Aim of the task:
Check every line of the entries below for "icon", and copy the lines that have it.

Excerpts from an interface dataset:
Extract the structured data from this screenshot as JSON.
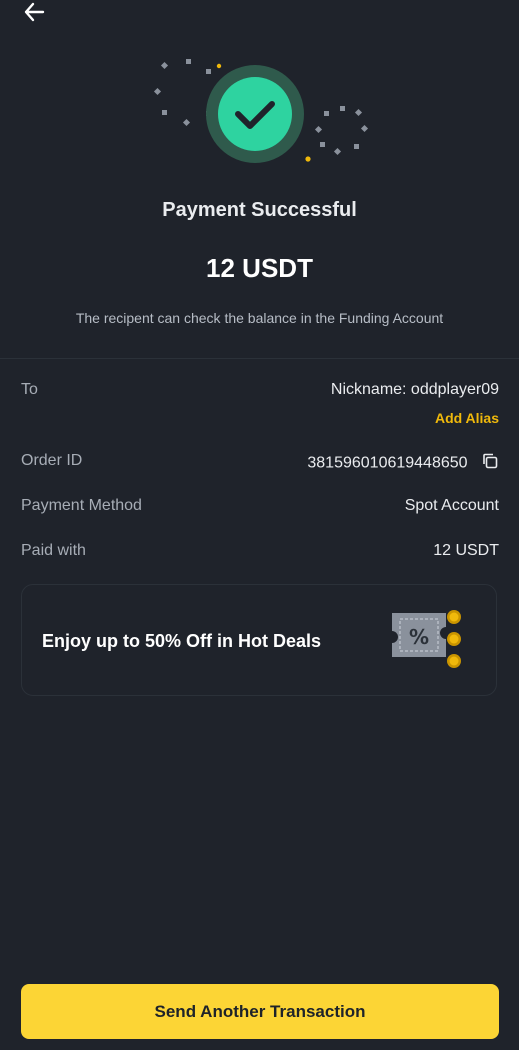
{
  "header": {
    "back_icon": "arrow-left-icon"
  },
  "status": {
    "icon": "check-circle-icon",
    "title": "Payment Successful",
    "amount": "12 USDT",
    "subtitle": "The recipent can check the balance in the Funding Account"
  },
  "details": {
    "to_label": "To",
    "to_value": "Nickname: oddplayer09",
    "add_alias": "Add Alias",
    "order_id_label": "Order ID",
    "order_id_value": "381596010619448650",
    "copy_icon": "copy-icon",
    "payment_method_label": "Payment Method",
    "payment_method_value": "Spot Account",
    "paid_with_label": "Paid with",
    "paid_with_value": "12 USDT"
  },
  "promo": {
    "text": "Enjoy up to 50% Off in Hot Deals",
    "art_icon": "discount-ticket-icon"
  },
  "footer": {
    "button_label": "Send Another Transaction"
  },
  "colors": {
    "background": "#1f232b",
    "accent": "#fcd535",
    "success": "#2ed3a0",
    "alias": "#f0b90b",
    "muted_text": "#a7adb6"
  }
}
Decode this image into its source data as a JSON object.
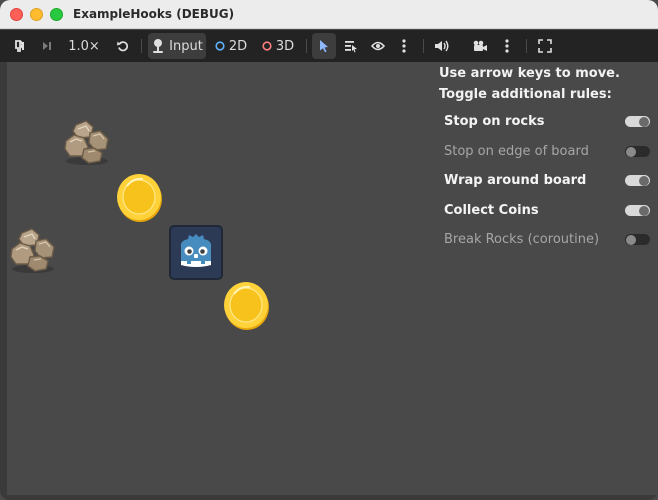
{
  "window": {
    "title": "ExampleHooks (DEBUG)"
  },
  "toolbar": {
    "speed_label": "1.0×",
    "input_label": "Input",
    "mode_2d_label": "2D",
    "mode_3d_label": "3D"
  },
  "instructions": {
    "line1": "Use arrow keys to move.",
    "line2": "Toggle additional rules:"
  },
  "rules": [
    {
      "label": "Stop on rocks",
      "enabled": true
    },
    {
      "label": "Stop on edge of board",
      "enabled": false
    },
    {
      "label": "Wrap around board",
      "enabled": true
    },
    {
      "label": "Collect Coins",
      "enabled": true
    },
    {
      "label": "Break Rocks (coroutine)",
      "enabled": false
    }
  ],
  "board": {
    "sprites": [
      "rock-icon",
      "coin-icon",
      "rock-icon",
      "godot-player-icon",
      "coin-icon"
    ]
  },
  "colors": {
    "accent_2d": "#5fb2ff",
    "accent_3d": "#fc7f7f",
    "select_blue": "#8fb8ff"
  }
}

Exercise output:
    "back_icon": "arrow-left-icon"
    "icon": "check-circle-icon",
    "copy_icon": "copy-icon",
    "art_icon": "discount-ticket-icon"
      "rock-icon",
      "coin-icon",
      "rock-icon",
      "godot-player-icon",
      "coin-icon"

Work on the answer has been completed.